· Trump is trying to expand the military even more by creating a new branch of Space Operations Force without Congressional approval.
· Trump also launched a strike on Syria without Congressional approval. The strike killed more than 80 civilians, including women and children.
· Trump also rolled back various limits on drone strikes and commando raids that President Obama put in place to increase vetting and limit civilian casualties.
· Perhaps because of that rollback, monthly US drone strikes quadrupled Under Trump, and the administration has only acknowledged 20 percent of its total reported drone strikes. In addition, the U.S. admitted to killing between 2,867 and 3,138 people in strikes conducted in countries like Pakistan, Somalia, and Yemen.
· Trump admitted that he did not sign off on an attack in Niger that killed four US soldiers. Instead, he abdicated his responsibility to generals.
· Under Trump, the U.S. Air Force is preparing to put nuclear-armed bombers back on 24-hour ready alert, a status not seen since the Cold War ended in 1991.
· The nuclear threat doesn’t stop there: The Pentagon has pushed for using nuclear weapons in retaliation for things like cyberattacks.
· For only the second time since 9/11, the American defense secretary didn’t visit U.S. troops in a war zone during December, breaking a long-standing tradition of personally and publicly thanking service members in combat who are separated from their families during the holiday season.
· Trump also signed the largest arms deal in American history with Saudi Arabia, which is expected to use some of the weapons in military intervention in Yemen where Saudi Arabia has already been accused of war crimes. Some have suggested that this arms deal makes the United States complicit in those war crimes and genocide by supplying the weapons.

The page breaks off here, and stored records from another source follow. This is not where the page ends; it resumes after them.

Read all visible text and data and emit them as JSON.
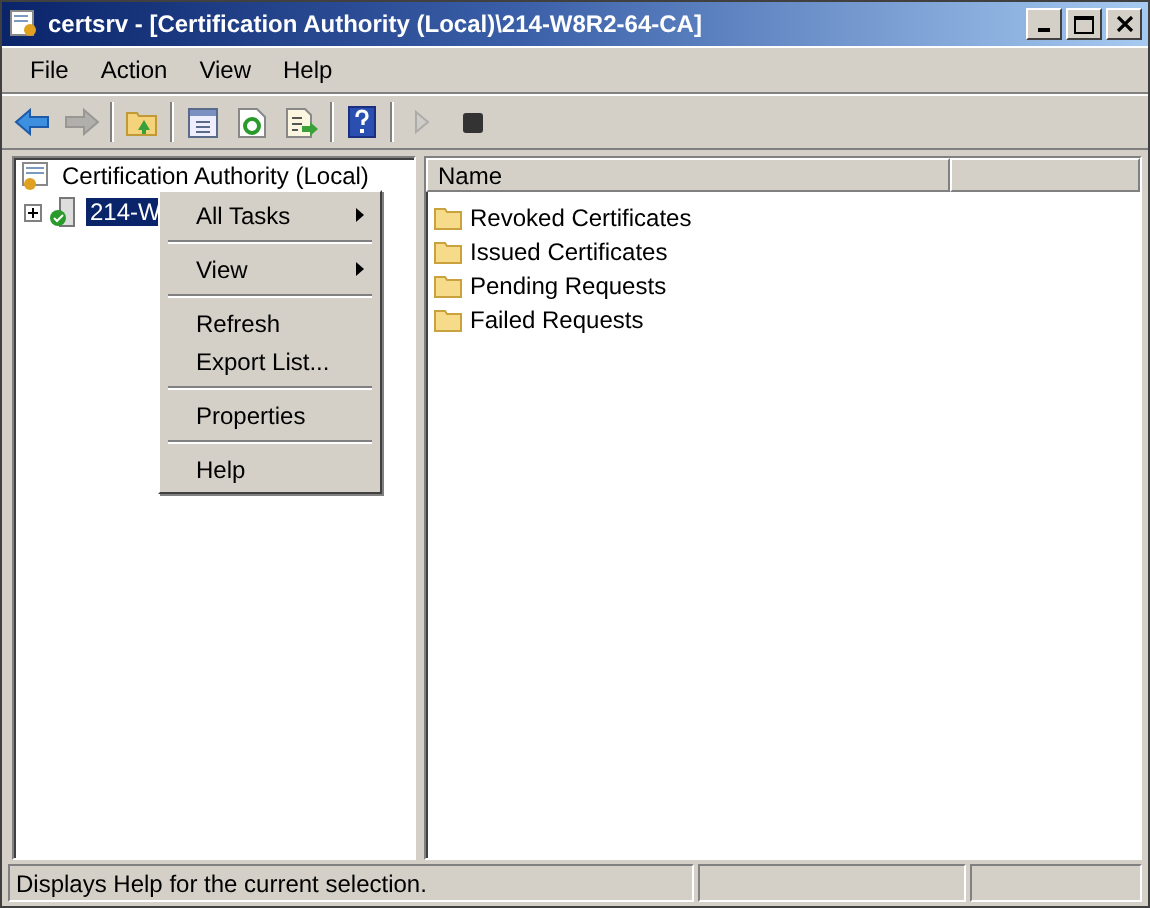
{
  "window": {
    "title": "certsrv - [Certification Authority (Local)\\214-W8R2-64-CA]"
  },
  "menu_bar": [
    "File",
    "Action",
    "View",
    "Help"
  ],
  "toolbar": [
    {
      "kind": "back",
      "disabled": false
    },
    {
      "kind": "forward",
      "disabled": true
    },
    {
      "kind": "sep"
    },
    {
      "kind": "up",
      "disabled": false
    },
    {
      "kind": "sep"
    },
    {
      "kind": "tree",
      "disabled": false
    },
    {
      "kind": "refresh",
      "disabled": false
    },
    {
      "kind": "export",
      "disabled": false
    },
    {
      "kind": "sep"
    },
    {
      "kind": "help",
      "disabled": false
    },
    {
      "kind": "sep"
    },
    {
      "kind": "play",
      "disabled": true
    },
    {
      "kind": "stop",
      "disabled": false
    }
  ],
  "tree": {
    "label": "Certification Authority (Local)",
    "children": [
      {
        "label": "214-W",
        "selected": true,
        "expanded": false
      }
    ]
  },
  "context_menu": [
    {
      "kind": "item",
      "label": "All Tasks",
      "submenu": true
    },
    {
      "kind": "separator"
    },
    {
      "kind": "item",
      "label": "View",
      "submenu": true
    },
    {
      "kind": "separator"
    },
    {
      "kind": "item",
      "label": "Refresh",
      "submenu": false
    },
    {
      "kind": "item",
      "label": "Export List...",
      "submenu": false
    },
    {
      "kind": "separator"
    },
    {
      "kind": "item",
      "label": "Properties",
      "submenu": false
    },
    {
      "kind": "separator"
    },
    {
      "kind": "item",
      "label": "Help",
      "submenu": false
    }
  ],
  "list": {
    "columns": [
      "Name"
    ],
    "rows": [
      "Revoked Certificates",
      "Issued Certificates",
      "Pending Requests",
      "Failed Requests"
    ]
  },
  "status_bar": "Displays Help for the current selection."
}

· If one deal with human rights abusers wasn’t enough, Trump also lifted all human rights conditions on a major sale of F-16 fighter jets and other arms to Bahrain,
· In a continued blurring between military and local police and the continued militarization of police forces, Trump has made it easier for local police departments to get military equipment such as 18-ton vehicles that are designed to withstand bombs, bullets, mines, and grenades. And perhaps protesters. Trump’s executive order rolls back reforms by President Obama that banned police departments from having certain equipment and placed restrictions on others.
· He also told police officers nationwide to “not be too nice” and encouraged police officers to treat suspects violently. Perhaps this explains why police killings substantially increased since Trump took office?
· Even though crime rates are at historic lows, Trump continually lies about rates increasing and signed three “tough on crime” executive orders that essentially set up a path to enact tough criminal justice policies that have failed in the past.
· The attorney general revoked a memo from President Obama that directed federal prosecutors to use discretion when making decisions about charging drug cases. He replaced that memo with one ordering attorneys to charge the most serious offenses, which will lead to more and longer prison terms for drug offenses. He also withdrew another memo that deprioritized marijuana for prosecution in states where it’s been legalized. Some have seen this as a direct attack on “liberal” California.
· The attorney general also reversed President Obama’s policy on phasing out private prisons.
· But he’s not that serious about reducing crime. Trump’s DOJ targeted roll-backs for the Office of Community Oriented Policing Services (COPS Office) Collaborative Reform Initiative for Technical Assistance, which was intended to identify problems in police departments.
· Trump’s Department of Justice re-established a criminal asset seizure program that had been limited because of its ease of abuse of the system and violations of due process.
The next article will cover Trump’s impacts on the world and foreign affairs.